The martial arts have been greatly influenced by the Taoist concept of ch’i. The expert in the martial arts is able to harness the cosmic energy of ch’i and deprive or empty his or her opponent of the same.
The deities of Taoism include:
* Sanching (“the three pure ones”),
* San-yuan (“the three primordials,” creator deities), and
The harsh criticism leveled against Taoism by its opponents has long been that it is a religion that rejects human activity at every level, whether it be political, social, familial, or the like.
At the same time it venerates weakness, passivity, receptivity, uselessness, emptiness, and so on. Taoism rejects all forms of government, elevating as its hegemonic concern the nurturing of a life of bliss and ease.

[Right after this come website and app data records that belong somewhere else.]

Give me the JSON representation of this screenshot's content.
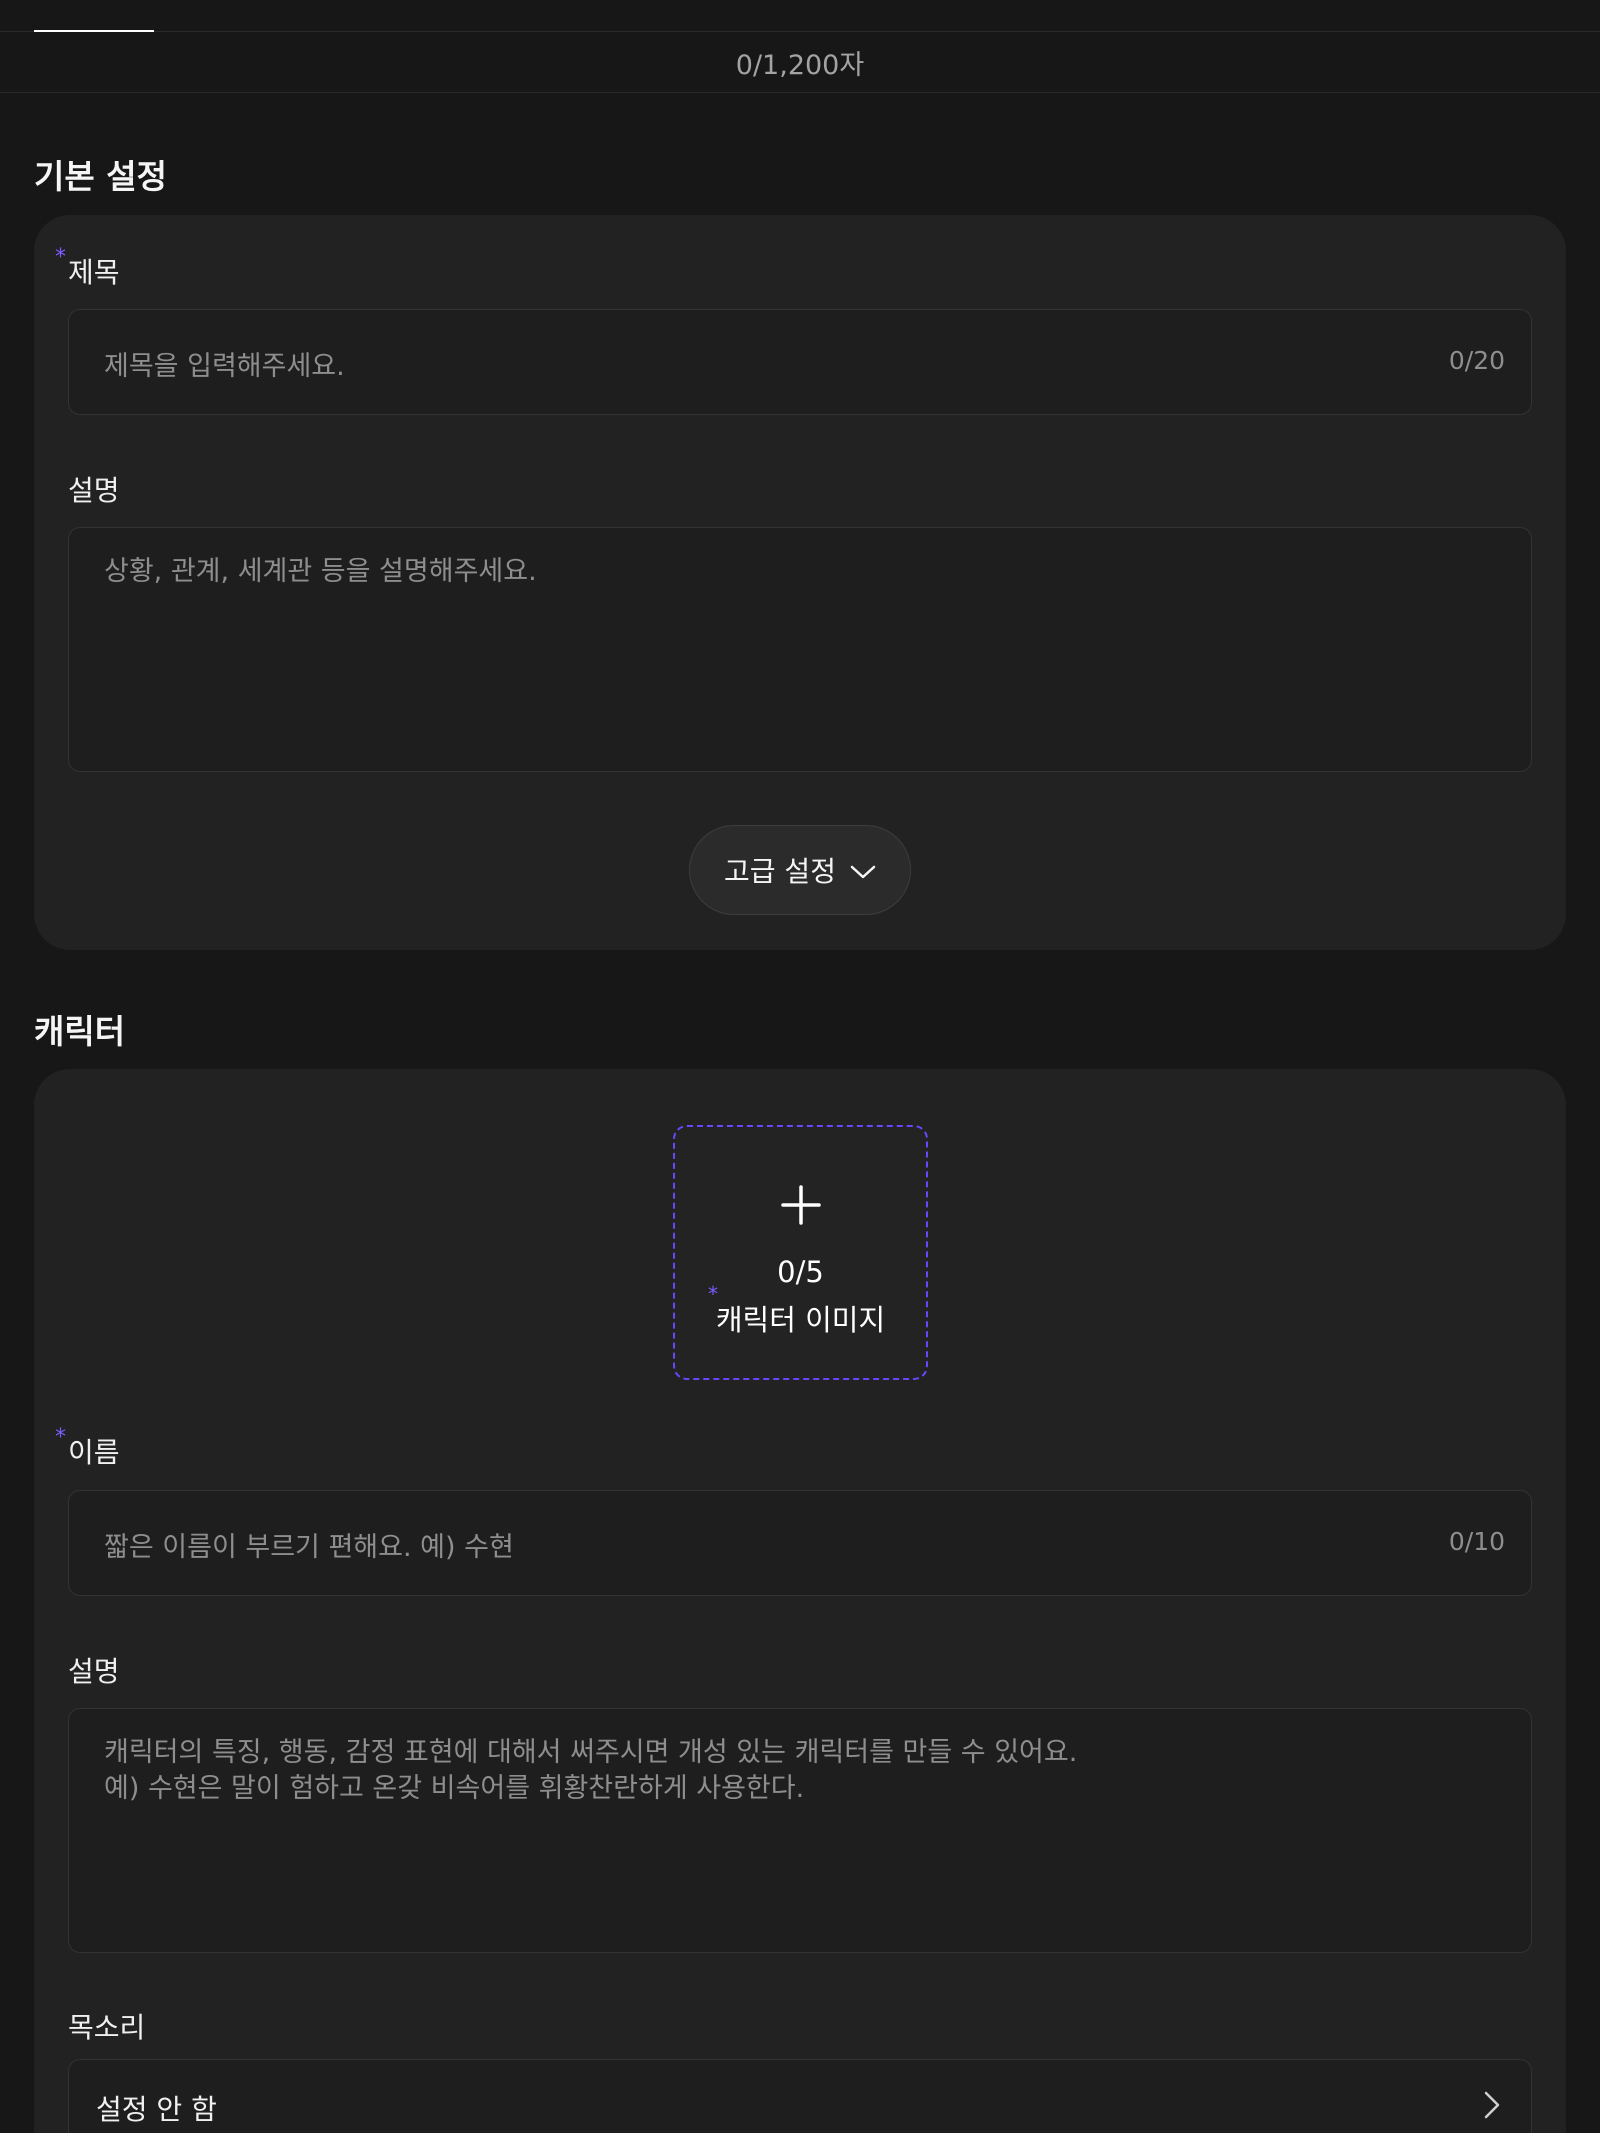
{
  "counter_bar": {
    "text": "0/1,200자"
  },
  "basic_section": {
    "title": "기본 설정",
    "title_field": {
      "required_mark": "*",
      "label": "제목",
      "placeholder": "제목을 입력해주세요.",
      "counter": "0/20"
    },
    "description_field": {
      "label": "설명",
      "placeholder": "상황, 관계, 세계관 등을 설명해주세요."
    },
    "advanced_button": {
      "label": "고급 설정",
      "icon": "chevron-down-icon"
    }
  },
  "character_section": {
    "title": "캐릭터",
    "image_upload": {
      "icon": "plus-icon",
      "count": "0/5",
      "required_mark": "*",
      "label": "캐릭터 이미지"
    },
    "name_field": {
      "required_mark": "*",
      "label": "이름",
      "placeholder": "짧은 이름이 부르기 편해요. 예) 수현",
      "counter": "0/10"
    },
    "description_field": {
      "label": "설명",
      "placeholder": "캐릭터의 특징, 행동, 감정 표현에 대해서 써주시면 개성 있는 캐릭터를 만들 수 있어요.\n예) 수현은 말이 험하고 온갖 비속어를 휘황찬란하게 사용한다."
    },
    "voice_field": {
      "label": "목소리",
      "value": "설정 안 함",
      "icon": "chevron-right-icon"
    }
  },
  "colors": {
    "background": "#171717",
    "card": "#222222",
    "accent": "#6b46ff"
  }
}
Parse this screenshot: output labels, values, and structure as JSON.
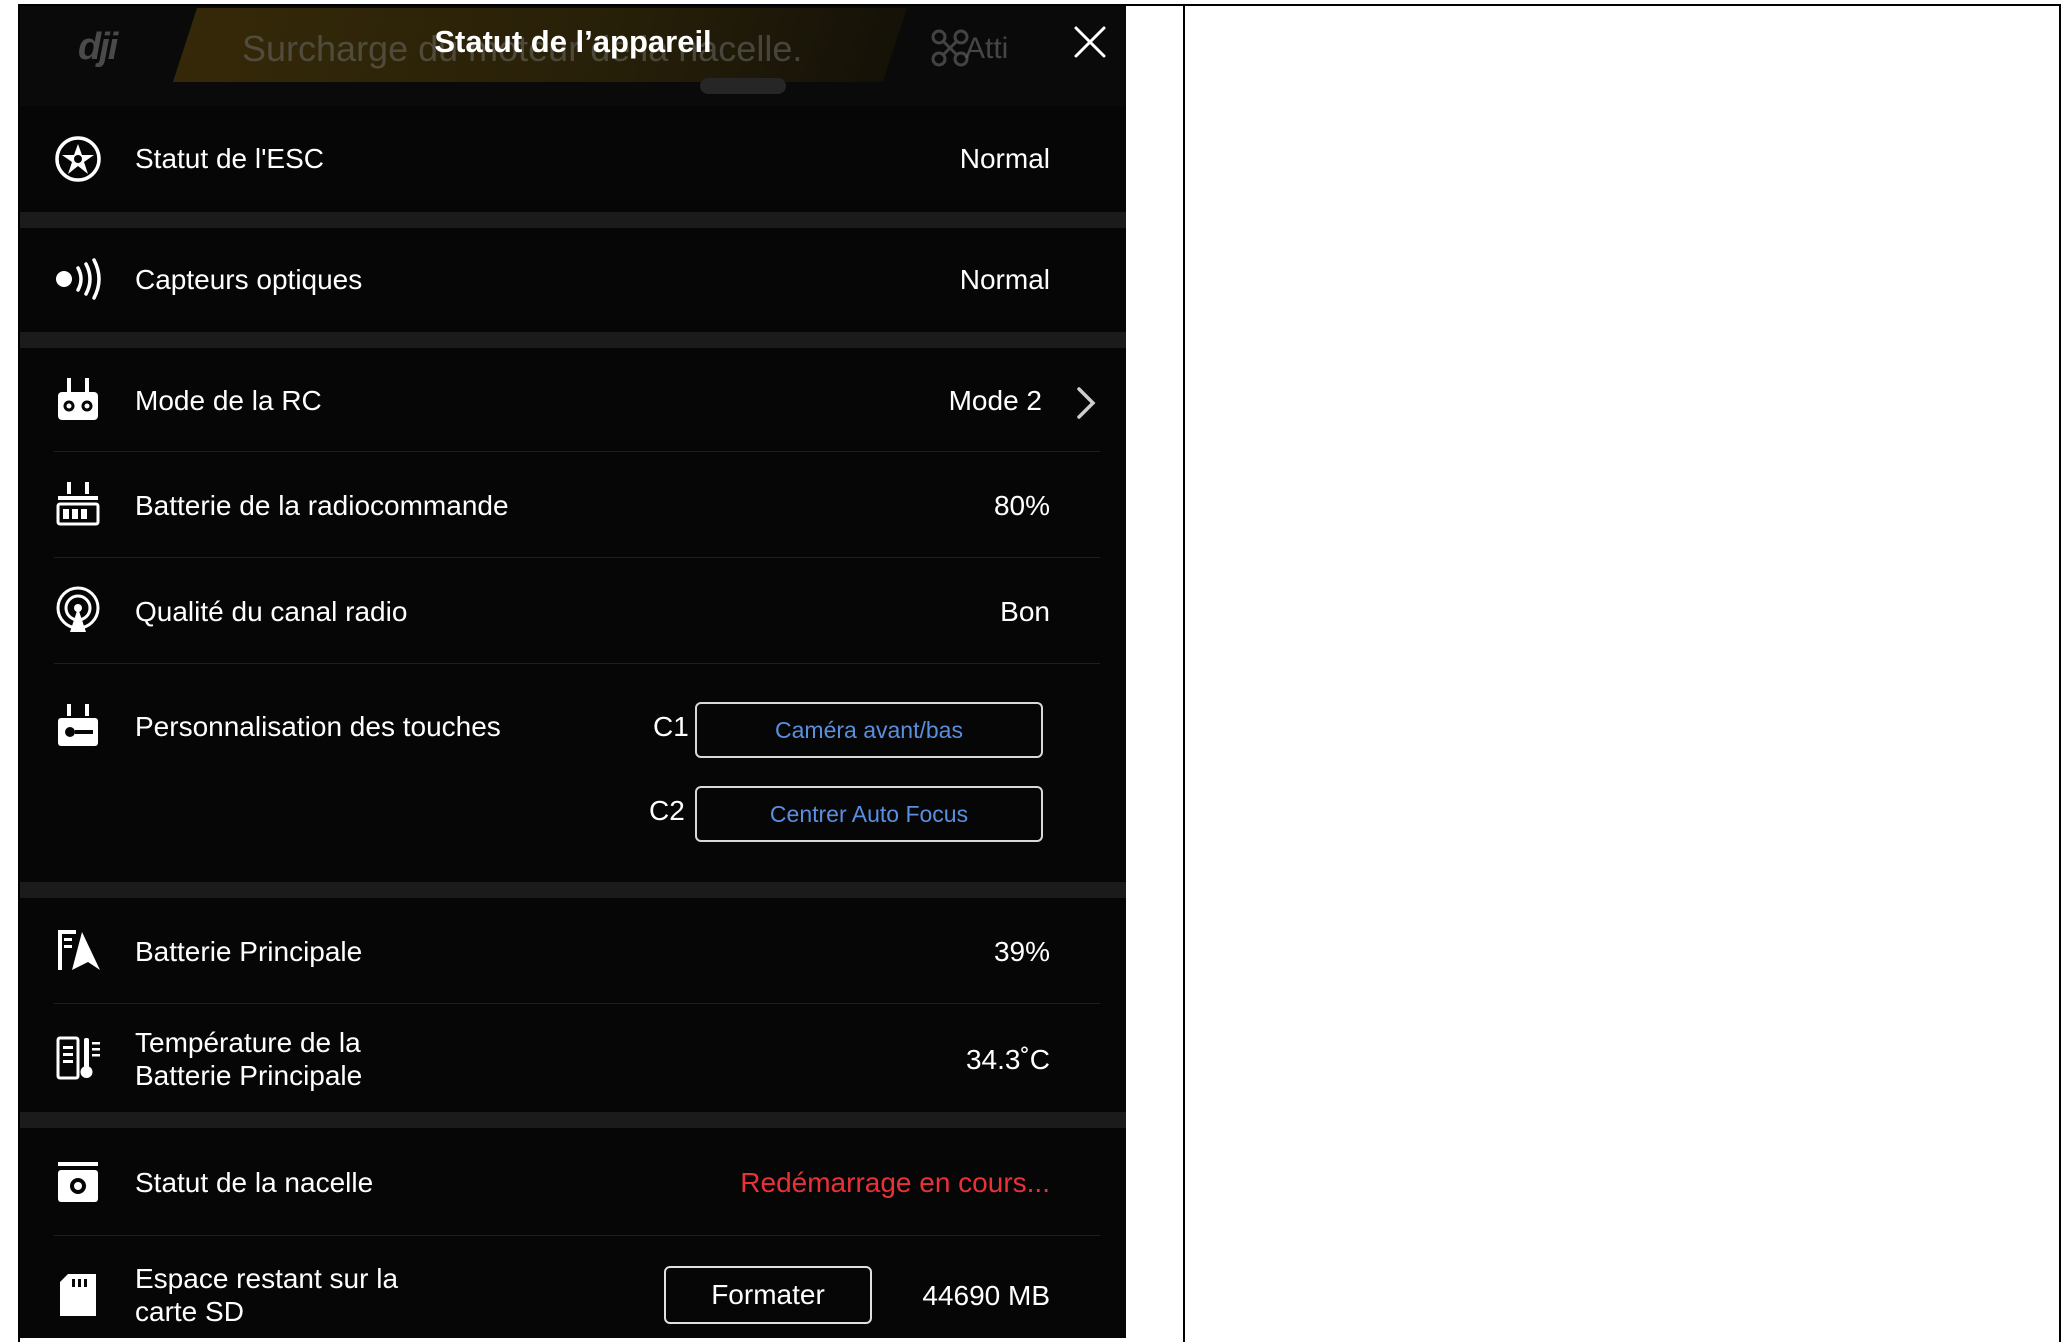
{
  "header": {
    "title": "Statut de l’appareil",
    "bg_warning": "Surcharge du moteur de la nacelle.",
    "bg_logo": "dji",
    "bg_mode": "Atti"
  },
  "rows": {
    "esc": {
      "label": "Statut de l'ESC",
      "value": "Normal"
    },
    "vision": {
      "label": "Capteurs optiques",
      "value": "Normal"
    },
    "rc_mode": {
      "label": "Mode de la RC",
      "value": "Mode 2"
    },
    "rc_battery": {
      "label": "Batterie de la radiocommande",
      "value": "80%"
    },
    "radio": {
      "label": "Qualité du canal radio",
      "value": "Bon"
    },
    "buttons": {
      "label": "Personnalisation des touches",
      "c1_key": "C1",
      "c1_value": "Caméra avant/bas",
      "c2_key": "C2",
      "c2_value": "Centrer Auto Focus"
    },
    "main_battery": {
      "label": "Batterie Principale",
      "value": "39%"
    },
    "battery_temp": {
      "label_line1": "Température de la",
      "label_line2": "Batterie Principale",
      "value": "34.3˚C"
    },
    "gimbal": {
      "label": "Statut de la nacelle",
      "value": "Redémarrage en cours..."
    },
    "sd": {
      "label_line1": "Espace restant sur la",
      "label_line2": "carte SD",
      "format_label": "Formater",
      "value": "44690 MB"
    }
  },
  "colors": {
    "accent_blue": "#5a8fe0",
    "error_red": "#e93238",
    "panel_bg": "#060606"
  }
}
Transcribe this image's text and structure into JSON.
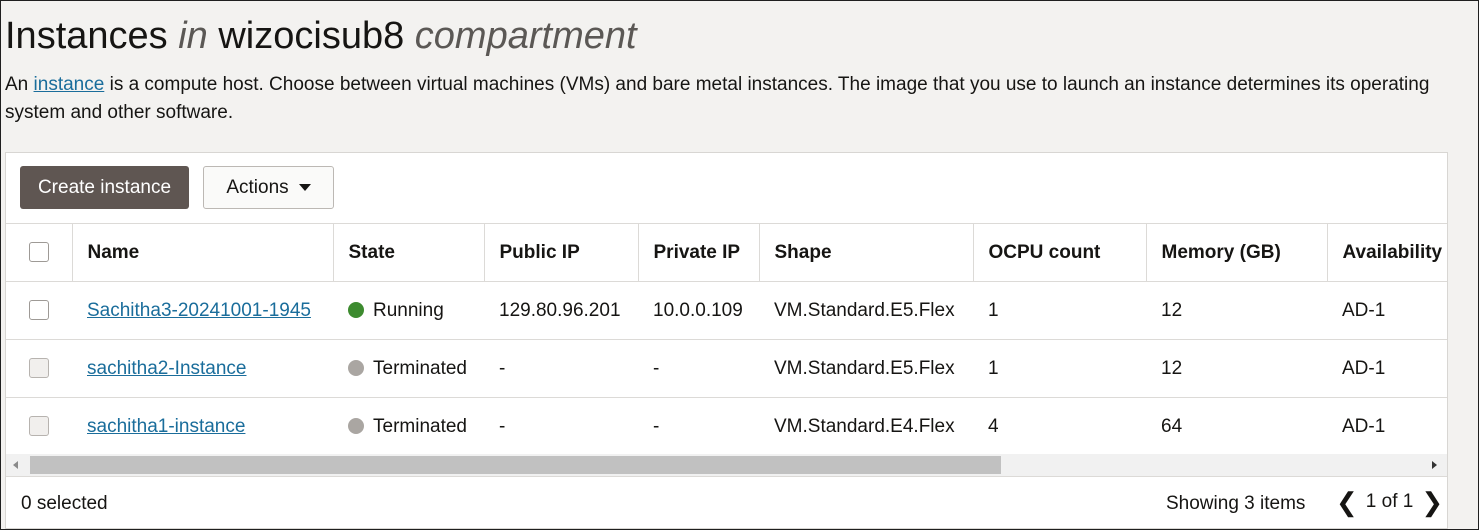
{
  "header": {
    "title_main": "Instances",
    "title_in": "in",
    "compartment": "wizocisub8",
    "title_suffix": "compartment"
  },
  "intro": {
    "prefix": "An ",
    "link": "instance",
    "text": " is a compute host. Choose between virtual machines (VMs) and bare metal instances. The image that you use to launch an instance determines its operating system and other software."
  },
  "toolbar": {
    "create_label": "Create instance",
    "actions_label": "Actions"
  },
  "table": {
    "columns": [
      "Name",
      "State",
      "Public IP",
      "Private IP",
      "Shape",
      "OCPU count",
      "Memory (GB)",
      "Availability"
    ],
    "rows": [
      {
        "name": "Sachitha3-20241001-1945",
        "state": "Running",
        "state_color": "#3d8b2f",
        "public_ip": "129.80.96.201",
        "private_ip": "10.0.0.109",
        "shape": "VM.Standard.E5.Flex",
        "ocpu": "1",
        "memory": "12",
        "availability": "AD-1"
      },
      {
        "name": "sachitha2-Instance",
        "state": "Terminated",
        "state_color": "#aaa6a2",
        "public_ip": "-",
        "private_ip": "-",
        "shape": "VM.Standard.E5.Flex",
        "ocpu": "1",
        "memory": "12",
        "availability": "AD-1"
      },
      {
        "name": "sachitha1-instance",
        "state": "Terminated",
        "state_color": "#aaa6a2",
        "public_ip": "-",
        "private_ip": "-",
        "shape": "VM.Standard.E4.Flex",
        "ocpu": "4",
        "memory": "64",
        "availability": "AD-1"
      }
    ]
  },
  "footer": {
    "selected": "0 selected",
    "showing": "Showing 3 items",
    "page": "1 of 1"
  },
  "icons": {
    "actions_caret": "caret-down-icon",
    "prev": "chevron-left-icon",
    "next": "chevron-right-icon"
  }
}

These criticisms are not unjustified.
For human beings to intervene in any way with the laws of the universe is to upset the intricate balance of yin and yang.
Therefore, it is not surprising that the Chinese government in the twentieth century tried to stamp out Taoism because it reinforced laziness, noninvolvement, and apathy—problems that a communist regime is faced with anyway, without having a religion to reinforce such ideals.
In many ways, the inactivity and passivity of Taoist thought is comparable to the ideals of the Buddhist quest for nirvana through the cultivation of the Middle path, and indeed “Buddhism found no difficulty in adapting it to its own way of life and thought.”
Both religions have been labeled as atheistic in that in their original forms they were philosophies that proffered no particular deities. Taoism became a religion rapidly during the Han dynasty, however, when Lao-tse himself became venerated as a deity.
The basic worldview of Taoism stands in contrast with the worldview of traditional Christianity. The latter makes bold claim to the fact that God is “Father Almighty, maker of heaven and earth” (Apostles’ Creed, Appendix 1).
Moreover, Christianity maintains that far from being an impersonal force, God is personal in Jesus Christ. In addition, Jesus did not merely philosophize about virtuous living; he claimed to be the “only-begotten Son of God” (Nicene Creed, Appendix 1).
In that all of the human race has fallen into sin and active rebellion against the living God, Christianity places central focus on the person and work of Jesus Christ to atone for such sin by dying on a cross, shedding his blood, and subsequently being raised up by God, thereby assuring the forgiveness of sins and eternal life to all who are penitent.
While it is true that both Christianity and Taoism reject such vices as hedonism and materialism, the latter seeks to overcome them through inactivity (wu-wei).
While the former insists on the necessity of activity— God’s activity to forgive for the sake of Jesus Christ and our activity as sinners (e.g., hedonism and materialism) to repent of sin and receive the forgiveness offered through Christ.
In 440 A.D., Taoism became an official cult of the state. It is interesting to note that only one century earlier Christianity was recognized as the “official” religion of the Roman Empire.
The basic motifs of Taoist philosophy are found in the many Eastern cults that have migrated to the West. Taoism itself, however, is practiced chiefly on the island of Taiwan, where its greatest concentration of devotees reside.
This concludes the eight Ancient Cults that I know of. Today there are hundreds and hundreds of cults, but they all more-or-less are built from other.
For example, even the Catholic religion came from Christianity. The Catholics altered the meaning of “faith”, assuming that faith is faith, rather than clinging to the faith of God as HE demands it:
But WITHOUT faith it is IMPOSSIBLE to please Him: for he that cometh go God MUST BELIEVE that HE is, and He is a rewarder of them that DILIGENTLY SEEK HIM (Heb 11:6).